Bird Watcher’s Digest Butterflies Backyard Guide: Identify, Watch, Attract, Nurture, Save by Erin Gettler: I had Erin on the podcast to talk about her book a few weeks ago and I was bummed I didn’t think to check to see if the library had her book earlier than I did. I saw Hoopla had it available for download a few days before I chatted with Erin but I was already out of credits for the month so I had to wait until it reset March 1st. This is a great guidebook for common backyard butterflies throughout the United States. I’m going to have to buy a copy to have on hand at the house—Erin said Home Depot is supposed to be carrying it so I will have to look next time Chris or I go by there.
Finding Everett Ruess by David Roberts: I have a love/hate relationship with this book. I loved the writer and the idea of this story but I really did not like Ruess himself. This was because the story focused on his years from 16-20 when he was exploring the southwest and he was a bit of an entitled, bratty teenager, not quite coming into his own. This book has been on my to-read book for years and I listened as an audiobook. If you aren’t familiar with Ruess’ story, in the early 1930s he was exploring the desert southwest, roaming with pack mules and horses as he tried to make his way by selling his art. Almost like a Muir or some other similar transcendental type of nature enthusiast, but not quite. He lived with other people doing work or exploring the southwest as well as various tribal groups on occasion.

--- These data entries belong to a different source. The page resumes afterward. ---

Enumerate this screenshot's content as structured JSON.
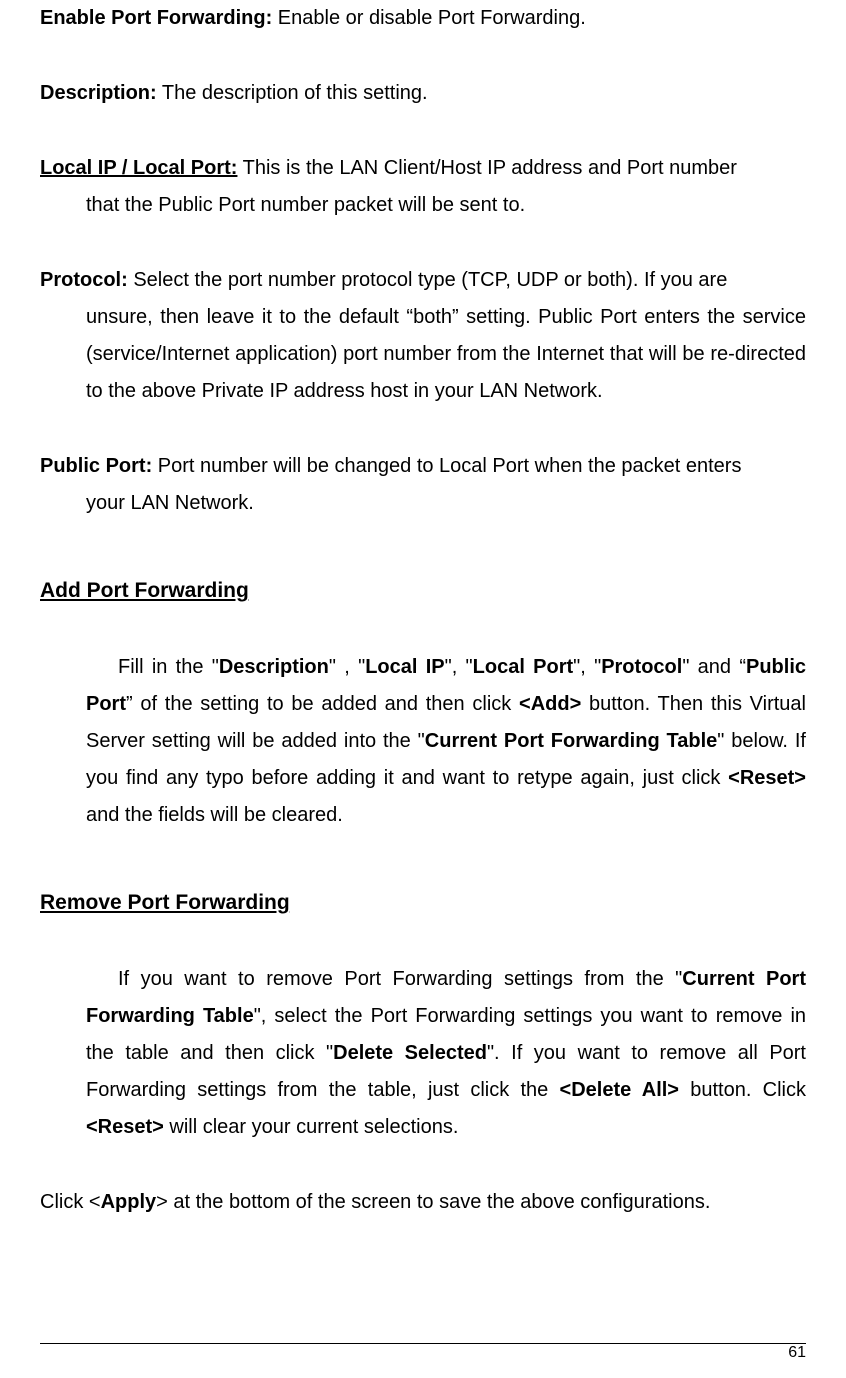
{
  "defs": {
    "enable": {
      "label": "Enable Port Forwarding:",
      "text": " Enable or disable Port Forwarding."
    },
    "description": {
      "label": "Description:",
      "text": " The description of this setting."
    },
    "localip": {
      "label": "Local IP / Local Port:",
      "text_inline": " This is the LAN Client/Host IP address and Port number",
      "text_rest": "that the Public Port number packet will be sent to."
    },
    "protocol": {
      "label": "Protocol:",
      "text_inline": " Select the port number protocol type (TCP, UDP or both). If you are",
      "text_rest": "unsure, then leave it to the default “both” setting. Public Port enters the service (service/Internet application) port number from the Internet that will be re-directed to the above Private IP address host in your LAN Network."
    },
    "publicport": {
      "label": "Public Port:",
      "text_inline": " Port number will be changed to Local Port when the packet enters",
      "text_rest": "your LAN Network."
    }
  },
  "add": {
    "heading": "Add Port Forwarding",
    "t1": "Fill in the \"",
    "b1": "Description",
    "t2": "\" , \"",
    "b2": "Local IP",
    "t3": "\", \"",
    "b3": "Local Port",
    "t4": "\", \"",
    "b4": "Protocol",
    "t5": "\" and “",
    "b5": "Public Port",
    "t6": "” of the setting to be added and then click ",
    "b6": "<Add>",
    "t7": " button. Then this Virtual Server setting will be added into the \"",
    "b7": "Current Port Forwarding Table",
    "t8": "\" below. If you find any typo before adding it and want to retype again, just click ",
    "b8": "<Reset>",
    "t9": " and the fields will be cleared."
  },
  "remove": {
    "heading": "Remove Port Forwarding",
    "t1": "If you want to remove Port Forwarding settings from the \"",
    "b1": "Current Port Forwarding Table",
    "t2": "\", select the Port Forwarding settings you want to remove in the table and then click \"",
    "b2": "Delete Selected",
    "t3": "\". If you want to remove all Port Forwarding settings from the table, just click the ",
    "b3": "<Delete All>",
    "t4": " button. Click ",
    "b4": "<Reset>",
    "t5": " will clear your current selections."
  },
  "final": {
    "t1": "Click <",
    "b1": "Apply",
    "t2": "> at the bottom of the screen to save the above configurations."
  },
  "page_num": "61"
}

He was actually very negative about his interactions with tribal people which was frustrating, too. There’s quite a bit known about his wanderings because he was an avid journal and letter writer and his family has quite a bit of his information, except the final journal and some other information that they lent out to unscrupulous characters in the 50s and 60s. The first and last quarters were really the best parts of the book in my opinion, and because the story of his disappearance has not be solved it makes you want to become a Ruess fan just to solve the puzzle.
Along the Appalachian Trail: West Virginia, Maryland, and Pennsylvania by Leonard M. Adkins: This actually needed to go on last month’s book list but for some reason I forgot about it. The book was mostly a lot of photos but I am always intrigued by early photos from the AT!
In the Middle Of
Appalachian Odyssey by Steve Sherman: I’m about 3/4 of the way through this book, a memoir from the 1970s. I have a lot to say about it and will save it for April’s book report. Pretty good so far, could have been developed a bit more.
Lincoln in the Bardo by George Saunders: This year’s most hyped book, after I saw people raving about the audiobook because of its cast of readers I put myself on the lending list on Overdrive (Hoopla didn’t have it) and it was automatically downloaded this weekend. I just started yesterday and so far I’m ambivalent. If I was reading this on paper I would probably abandon it. I’ll keep you posted next month!
This is the Story of a Happy Marriage by Ann Patchett: This non-fiction compendium of her essays is fantastic! I think she’s Elizabeth Gilbert’s long lost soul sister. Listening as an audiobook, read by the author.
The Secret Garden by Frances Hodgson Burnett: I haven’t read much into this still, about a quarter of the way through. Probably going to have to audiobook it to finish.
Difficult Women by Roxane Gay: This is on hold because it is a series of short stories and not one continuous novel so it doesn’t make it easy to just sit down and read straight through. I’ll probably borrow it off and on throughout the year until I can finish it.
What are you reading?